Mutiny and I have had some very different experiences then. His idea of "Southern" and mine are obviously very different. I don't speak for or with him on this subject.

I'm just baffled why people in 2014 still refer to the civil war era confederate model when discussing TODAY'S Southern culture and identity. Maybe it really is still like that where Mr. Mutiny lives? I don't know. I grew up in Texas, and I rarely ever saw confederate flags flying there. In fact, I see that far more frequently in Northern Idaho, 35 miles to the East of where I live now (I live in Eastern Washington state). I saw those flags quite a bit when I lived in Arizona as well.

The confederate flag seems to represent a certain mentality these days much more than it does a region.
Reply With Quote Quick reply to this message
 
Old 10-31-2014, 04:27 PM
 
13,333 posts, read 17,833,710 times
Reputation: 20040
Quote:
Originally Posted by Bobloblawslawblog View Post
Mutiny and I have had some very different experiences then. His idea of "Southern" and mine are obviously very different. I don't speak for or with him on this subject.

I'm just baffled why people in 2014 still refer to the civil war era confederate model when discussing TODAY'S Southern culture and identity. Maybe it really is still like that where Mr. Mutiny lives? I don't know. I grew up in Texas, and I rarely ever saw confederate flags flying there. In fact, I see that far more frequently in Northern Idaho, 35 miles to the East of where I live now (I live in Eastern Washington state). I saw those flags quite a bit when I lived in Arizona as well.

The confederate flag seems to represent a certain mentality these days much more than it does a region.
It flies in Ft. Worth.
Reply With Quote Quick reply to this message
 
Old 10-31-2014, 05:01 PM
 
Location: Who Cares, USA
2,343 posts, read 2,758,860 times
Reputation: 2258
Quote:
Originally Posted by Threestep View Post
It flies in Ft. Worth.
Sorry to hear that. I never lived in Fort Worth. I'm only speaking from my own experience.

By the way, how common is that in Fort Worth? It certainly wasn't common in the cities in Texas that I lived in (Houston, Austin, Dallas).
Reply With Quote Quick reply to this message
Please register to post and access all features of our very popular forum. It is free and quick. Over $68,000 in prizes has already been given out to active posters on our forum. Additional giveaways are planned.

Detailed information about all U.S. cities, counties, and zip codes on our site: City-data.com.

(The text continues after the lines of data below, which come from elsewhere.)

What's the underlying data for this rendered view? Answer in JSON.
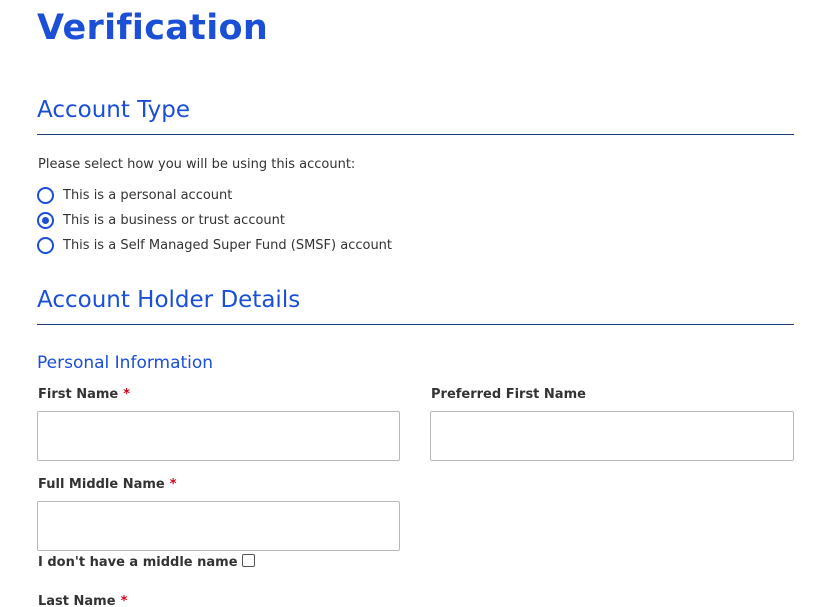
{
  "page": {
    "title": "Verification"
  },
  "account_type": {
    "heading": "Account Type",
    "prompt": "Please select how you will be using this account:",
    "options": [
      {
        "label": "This is a personal account",
        "selected": false
      },
      {
        "label": "This is a business or trust account",
        "selected": true
      },
      {
        "label": "This is a Self Managed Super Fund (SMSF) account",
        "selected": false
      }
    ]
  },
  "holder_details": {
    "heading": "Account Holder Details",
    "personal_info_heading": "Personal Information",
    "required_marker": "*",
    "first_name": {
      "label": "First Name",
      "value": ""
    },
    "preferred_first_name": {
      "label": "Preferred First Name",
      "value": ""
    },
    "middle_name": {
      "label": "Full Middle Name",
      "value": ""
    },
    "no_middle_name": {
      "label": "I don't have a middle name",
      "checked": false
    },
    "last_name": {
      "label": "Last Name"
    }
  },
  "colors": {
    "accent": "#1a4fd6",
    "rule": "#1f3f7a",
    "required": "#d0021b",
    "text": "#333333"
  }
}
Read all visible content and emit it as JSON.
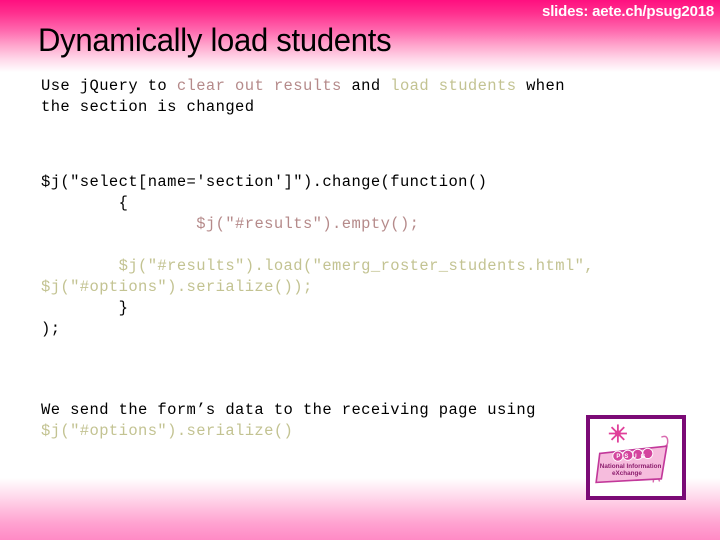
{
  "slide": {
    "header_note": "slides: aete.ch/psug2018",
    "title": "Dynamically load students",
    "intro_parts": {
      "p1": "Use jQuery to ",
      "p2": "clear out results",
      "p3": " and ",
      "p4": "load students",
      "p5": " when\nthe section is changed"
    },
    "code_lines": {
      "l1": "$j(\"select[name='section']\").change(function()",
      "l2": "        {",
      "l3": "                $j(\"#results\").empty();",
      "l4": "",
      "l5": "        $j(\"#results\").load(\"emerg_roster_students.html\",",
      "l6": "$j(\"#options\").serialize());",
      "l7": "        }",
      "l8": ");"
    },
    "outro_parts": {
      "p1": "We send the form’s data to the receiving page using\n",
      "p2": "$j(\"#options\").serialize()"
    },
    "logo": {
      "brand": "PSUG",
      "tagline_line1": "National Information",
      "tagline_line2": "eXchange"
    },
    "colors": {
      "band_pink": "#ff0f7f",
      "rose_text": "#b58a8a",
      "olive_text": "#c3c392",
      "logo_border": "#7b0a76",
      "title_black": "#000000",
      "header_white": "#ffffff"
    }
  }
}
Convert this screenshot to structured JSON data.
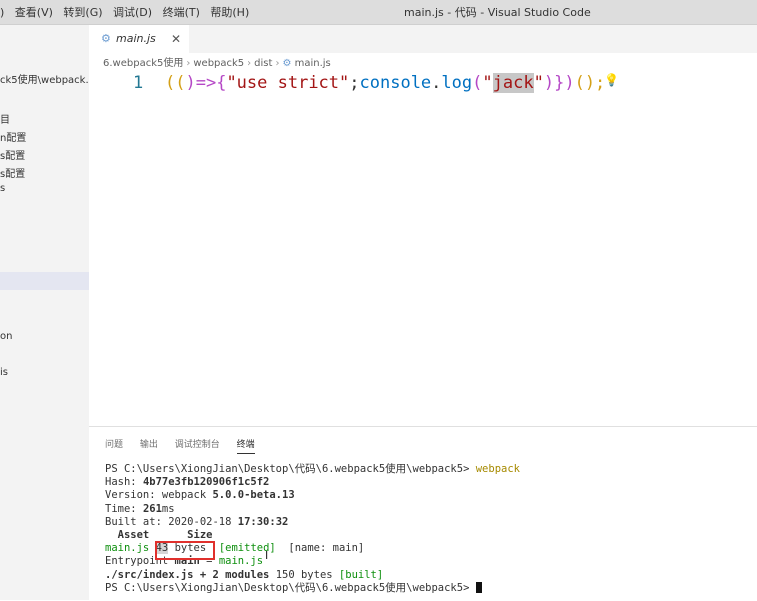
{
  "menu": [
    ")",
    "查看(V)",
    "转到(G)",
    "调试(D)",
    "终端(T)",
    "帮助(H)"
  ],
  "window_title": "main.js - 代码 - Visual Studio Code",
  "sidebar": {
    "folder": "ck5使用\\webpack...",
    "items": [
      "目",
      "n配置",
      "s配置",
      "s配置",
      "s",
      "on",
      "is"
    ]
  },
  "tab": {
    "label": "main.js"
  },
  "breadcrumb": [
    "6.webpack5使用",
    "webpack5",
    "dist",
    "main.js"
  ],
  "editor": {
    "line_number": "1",
    "code": {
      "p1": "((",
      "p2": ")=>{",
      "s1": "\"use strict\"",
      "semi": ";",
      "obj": "console",
      "dot": ".",
      "fn": "log",
      "p3": "(",
      "q1": "\"",
      "name": "jack",
      "q2": "\"",
      "p4": ")",
      "p5": "})",
      "p6": "();"
    }
  },
  "panel": {
    "tabs": [
      "问题",
      "输出",
      "调试控制台",
      "终端"
    ],
    "terminal": {
      "prompt1": "PS C:\\Users\\XiongJian\\Desktop\\代码\\6.webpack5使用\\webpack5> ",
      "cmd": "webpack",
      "hash_label": "Hash: ",
      "hash": "4b77e3fb120906f1c5f2",
      "version_label": "Version: webpack ",
      "version": "5.0.0-beta.13",
      "time_label": "Time: ",
      "time": "261",
      "time_unit": "ms",
      "built_label": "Built at: 2020-02-18 ",
      "built_time": "17:30:32",
      "header": "  Asset      Size",
      "asset": "main.js",
      "size_num": "43",
      "size_unit": " bytes",
      "emitted": "[emitted]",
      "name_tag": "  [name: main]",
      "entry_label": "Entrypoint ",
      "entry_bold": "main",
      "entry_eq": " = ",
      "entry_file": "main.js",
      "modules": "./src/index.js + 2 modules",
      "modules_size": " 150 bytes ",
      "built": "[built]",
      "prompt2": "PS C:\\Users\\XiongJian\\Desktop\\代码\\6.webpack5使用\\webpack5> "
    }
  },
  "colors": {
    "accent_red": "#e0302c",
    "terminal_green": "#0e8f0e",
    "terminal_yellow": "#a68a00"
  }
}
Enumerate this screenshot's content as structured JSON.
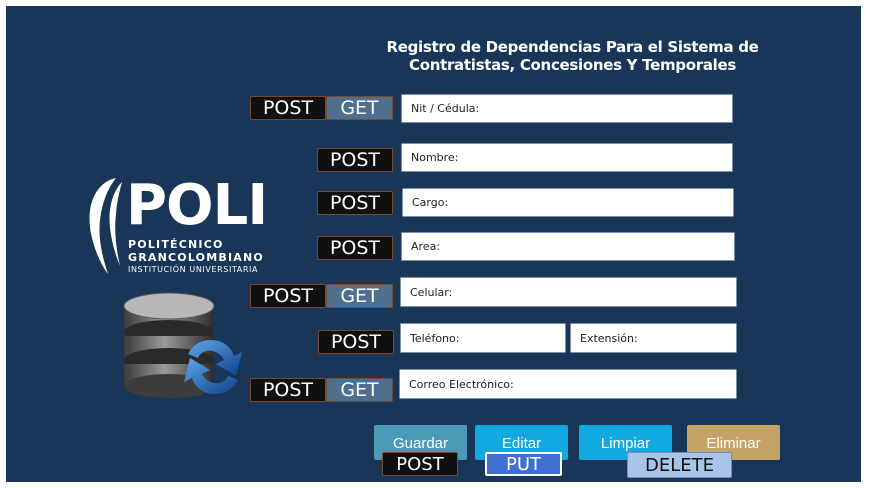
{
  "form": {
    "title_line1": "Registro de Dependencias Para el Sistema de",
    "title_line2": "Contratistas, Concesiones  Y Temporales",
    "fields": {
      "nit": "Nit  / Cédula:",
      "nombre": "Nombre:",
      "cargo": "Cargo:",
      "area": "Area:",
      "celular": "Celular:",
      "telefono": "Teléfono:",
      "extension": "Extensión:",
      "correo": "Correo Electrónico:"
    }
  },
  "tags": {
    "post": "POST",
    "get": "GET",
    "put": "PUT",
    "delete": "DELETE"
  },
  "buttons": {
    "guardar": "Guardar",
    "editar": "Editar",
    "limpiar": "Limpiar",
    "eliminar": "Eliminar"
  },
  "logo": {
    "name": "POLI",
    "line1": "POLITÉCNICO",
    "line2": "GRANCOLOMBIANO",
    "line3": "INSTITUCIÓN UNIVERSITARIA"
  },
  "colors": {
    "panel": "#193558",
    "guardar": "#4a9ab8",
    "editar_limpiar": "#11a9e0",
    "eliminar": "#c5a266",
    "get_tag": "#4f6f8f"
  }
}
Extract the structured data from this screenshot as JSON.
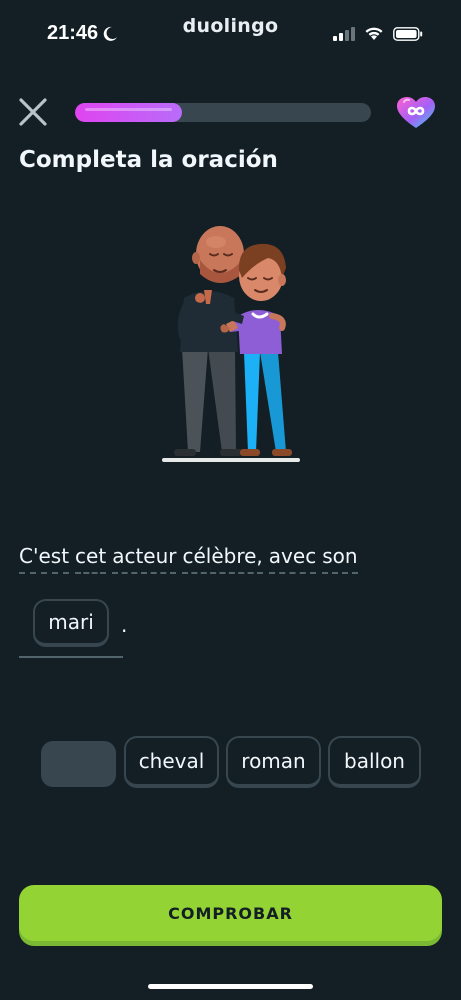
{
  "status_bar": {
    "time": "21:46",
    "app_name": "duolingo"
  },
  "header": {
    "progress_fraction": 0.36,
    "progress_colors": [
      "#e044f0",
      "#b86cf9"
    ],
    "hearts_icon": "infinite-hearts-icon"
  },
  "exercise": {
    "instruction": "Completa la oración",
    "sentence_words": [
      "C'est",
      "cet",
      "acteur",
      "célèbre,",
      "avec",
      "son"
    ],
    "selected_answer": "mari",
    "end_punctuation": "."
  },
  "word_bank": {
    "placeholder_for": "mari",
    "options": [
      "cheval",
      "roman",
      "ballon"
    ]
  },
  "footer": {
    "check_label": "COMPROBAR"
  },
  "colors": {
    "background": "#131f24",
    "accent_green": "#93d333",
    "chip_border": "#37464f"
  }
}
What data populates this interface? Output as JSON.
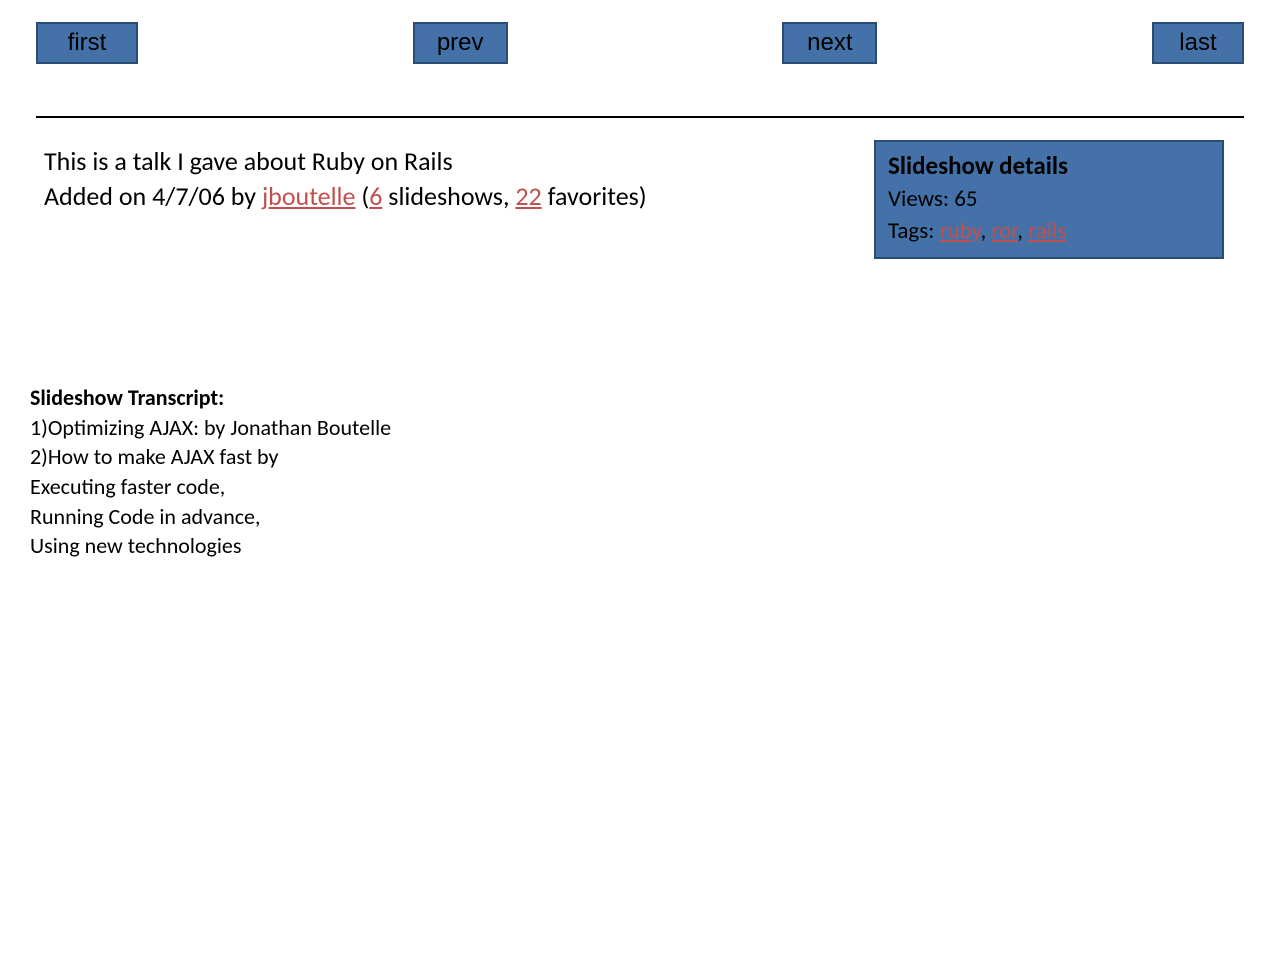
{
  "nav": {
    "first": "first",
    "prev": "prev",
    "next": "next",
    "last": "last"
  },
  "description": {
    "line1": "This is a talk I gave about Ruby on Rails",
    "added_prefix": "Added on ",
    "added_date": "4/7/06",
    "by_text": " by ",
    "user_link": "jboutelle",
    "open_paren": " (",
    "slideshows_count": "6",
    "slideshows_text": " slideshows, ",
    "favorites_count": "22",
    "favorites_text": " favorites)"
  },
  "details": {
    "title": "Slideshow details",
    "views_label": "Views: ",
    "views_count": "65",
    "tags_label": "Tags: ",
    "tag1": "ruby",
    "sep": ", ",
    "tag2": "ror",
    "tag3": "rails"
  },
  "transcript": {
    "title": "Slideshow Transcript:",
    "line1": "1)Optimizing AJAX: by Jonathan Boutelle",
    "line2": "2)How to make AJAX fast by",
    "line3": "Executing faster code,",
    "line4": "Running Code in advance,",
    "line5": "Using new technologies"
  }
}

Reply
Please update this thread with any new information or opinions. This open thread is still read by thousands of people, so we encourage all additional points of view.

Quick Reply
Message:

Over $104,000 in prizes was already given out to active posters on our forum and additional giveaways are planned!

Go Back   City-Data Forum > U.S. Forums > General U.S.
Follow City-Data.com founder on our Forum or

All times are GMT -6.

2005-2019, Advameg, Inc. · Please obey Forum Rules · Terms of Use and Privacy Policy · Bug Bounty

City-Data.com - Archive 1, 2, 3, 4, 5, 6, 7, 8, 9, 10, 11, 12, 13, 14, 15, 16, 17, 18, 19, 20, 21, 22, 23, 24, 25, 26, 27, 28, 29, 30, 31, 32, 33, 34, 35 - Top